The problem is with Microsoft Data Sharing Service, present in Windows 10, Server 2016 and 2019 operating systems, which provides data brokering between applications.

Will Dormann, a vulnerability analyst at CERT/CC, tested the exploit code successfully on a Windows 10 operating system running the latest security updates.

Behind the discovery is a researcher using the online alias SandboxEscaper, also responsible for publicly sharing in late August another security bug in Windows Task Scheduler component.

Bug is difficult to exploit

Malware developers were quick to incorporate in their software the exploit for the previous bug disclosed by SandboxEscaper.
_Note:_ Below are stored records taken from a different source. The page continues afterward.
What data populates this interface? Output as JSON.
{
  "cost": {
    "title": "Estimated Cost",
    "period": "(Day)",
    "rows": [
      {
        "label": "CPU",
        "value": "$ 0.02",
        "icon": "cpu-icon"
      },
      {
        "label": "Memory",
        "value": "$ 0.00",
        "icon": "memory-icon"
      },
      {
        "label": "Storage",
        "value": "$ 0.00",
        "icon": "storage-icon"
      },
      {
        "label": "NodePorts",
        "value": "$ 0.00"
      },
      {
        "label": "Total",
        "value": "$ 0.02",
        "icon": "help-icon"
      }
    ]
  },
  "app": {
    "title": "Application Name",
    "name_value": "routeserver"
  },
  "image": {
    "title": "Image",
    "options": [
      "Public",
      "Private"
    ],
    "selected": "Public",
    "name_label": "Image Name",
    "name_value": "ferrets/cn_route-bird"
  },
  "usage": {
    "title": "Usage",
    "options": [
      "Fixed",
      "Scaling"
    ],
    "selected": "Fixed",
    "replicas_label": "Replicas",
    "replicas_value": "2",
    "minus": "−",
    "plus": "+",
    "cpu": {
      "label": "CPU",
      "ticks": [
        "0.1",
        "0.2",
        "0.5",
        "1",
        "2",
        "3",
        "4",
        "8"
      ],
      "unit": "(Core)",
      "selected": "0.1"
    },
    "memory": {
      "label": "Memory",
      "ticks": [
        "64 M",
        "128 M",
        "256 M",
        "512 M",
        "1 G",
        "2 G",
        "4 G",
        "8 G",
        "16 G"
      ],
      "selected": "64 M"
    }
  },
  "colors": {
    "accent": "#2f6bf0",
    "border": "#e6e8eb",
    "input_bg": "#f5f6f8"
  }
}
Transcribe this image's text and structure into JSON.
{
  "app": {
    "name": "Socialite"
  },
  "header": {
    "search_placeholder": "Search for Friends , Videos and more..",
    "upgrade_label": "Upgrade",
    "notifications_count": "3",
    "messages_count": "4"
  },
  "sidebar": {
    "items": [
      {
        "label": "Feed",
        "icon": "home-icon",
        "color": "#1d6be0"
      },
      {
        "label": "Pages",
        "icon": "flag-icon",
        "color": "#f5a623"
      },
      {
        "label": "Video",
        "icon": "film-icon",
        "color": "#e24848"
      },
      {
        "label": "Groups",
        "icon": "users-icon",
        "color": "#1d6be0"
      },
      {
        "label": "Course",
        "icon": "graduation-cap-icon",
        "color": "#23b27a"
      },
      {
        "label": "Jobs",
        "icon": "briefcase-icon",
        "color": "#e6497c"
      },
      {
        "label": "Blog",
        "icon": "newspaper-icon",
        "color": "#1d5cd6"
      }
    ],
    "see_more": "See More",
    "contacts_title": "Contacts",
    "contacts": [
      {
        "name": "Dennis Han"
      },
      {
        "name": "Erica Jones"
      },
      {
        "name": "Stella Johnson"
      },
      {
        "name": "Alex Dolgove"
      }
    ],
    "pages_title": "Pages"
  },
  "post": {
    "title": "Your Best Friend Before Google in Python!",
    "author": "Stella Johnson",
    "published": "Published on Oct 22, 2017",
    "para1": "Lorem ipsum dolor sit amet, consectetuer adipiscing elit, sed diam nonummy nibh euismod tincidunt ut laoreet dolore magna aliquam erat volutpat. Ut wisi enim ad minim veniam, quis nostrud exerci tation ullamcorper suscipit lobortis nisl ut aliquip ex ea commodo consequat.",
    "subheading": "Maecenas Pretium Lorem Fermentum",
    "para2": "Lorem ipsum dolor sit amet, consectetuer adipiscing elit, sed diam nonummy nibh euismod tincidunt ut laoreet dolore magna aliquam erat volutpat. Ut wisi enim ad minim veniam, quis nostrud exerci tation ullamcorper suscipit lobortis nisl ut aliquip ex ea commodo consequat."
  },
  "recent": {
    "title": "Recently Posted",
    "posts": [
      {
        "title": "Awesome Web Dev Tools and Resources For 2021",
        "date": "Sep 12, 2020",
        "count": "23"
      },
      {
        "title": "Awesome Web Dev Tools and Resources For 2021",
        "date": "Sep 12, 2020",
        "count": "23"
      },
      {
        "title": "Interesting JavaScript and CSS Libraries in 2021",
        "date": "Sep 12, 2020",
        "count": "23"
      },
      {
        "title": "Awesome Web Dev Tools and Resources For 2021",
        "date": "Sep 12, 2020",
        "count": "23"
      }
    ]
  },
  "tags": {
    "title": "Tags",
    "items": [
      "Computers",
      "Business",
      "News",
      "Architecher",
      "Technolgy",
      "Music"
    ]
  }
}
This is unlikely to happen with the issue in Data Sharing services.

Although deleting operating system files and the prospect of privilege escalation are serious threats, the bug is "low quality" and a "pain to exploit," as SandboxEscaper herself describes it.

Security researcher Kevin Beaumont labels the bug as a "cool find" that he thinks would be difficult to take advantage of "in a meaningful way."

In a text file describing the bug, SandboxEscaper says that an attacker could trigger DLL hijacking in third-party software "or delete temp files used by a system service in c:/windows/temp and hijack them and hopefully do some evil stuff."

In a conversation with BleepingComputer, Acros Security CEO Mitja Kolsek said that he could not find a "generic way to exploit this for arbitrary code execution." He noted that the exploit can easily brick the machine, though, and that there is a potential risk of DLL hijacking.

"If non-admin local attacker can write to any folder in the PATH environment variable (which would almost surely already be a security issue by itself), they could delete a DLL and plant a malicious copy there to get it executed the next time some privileged process needs it. However, I expect better attack vectors will be found," Kolsek said.

Similar to the Task Scheduler problem

Kolsek noticed that the two bugs disclosed by SandboxEscaper share some similarities, but the differences make them two separate issues.

SandboxEscaper highlights the difference between the two problems as well, saying in a tweet subsequent to disclosing the proof-of-concept (PoC) that it "it does not write garbage to files but actually deletes them."

The exploit she created deletes "pci.sys," a critical system file, and renders the computer unbootable.

Pro tem solution until official patch

Microsoft is yet to address the issue, but a temporary solution is already available through the 0Patch platform from Kolsek's company. A micropatch candidate was ready seven hours after the zero-day vulnerability announcement, and it blocked the exploit successfully.

0Patch now delivers the stable version of the micropatch for fully updated Windows 10 1803: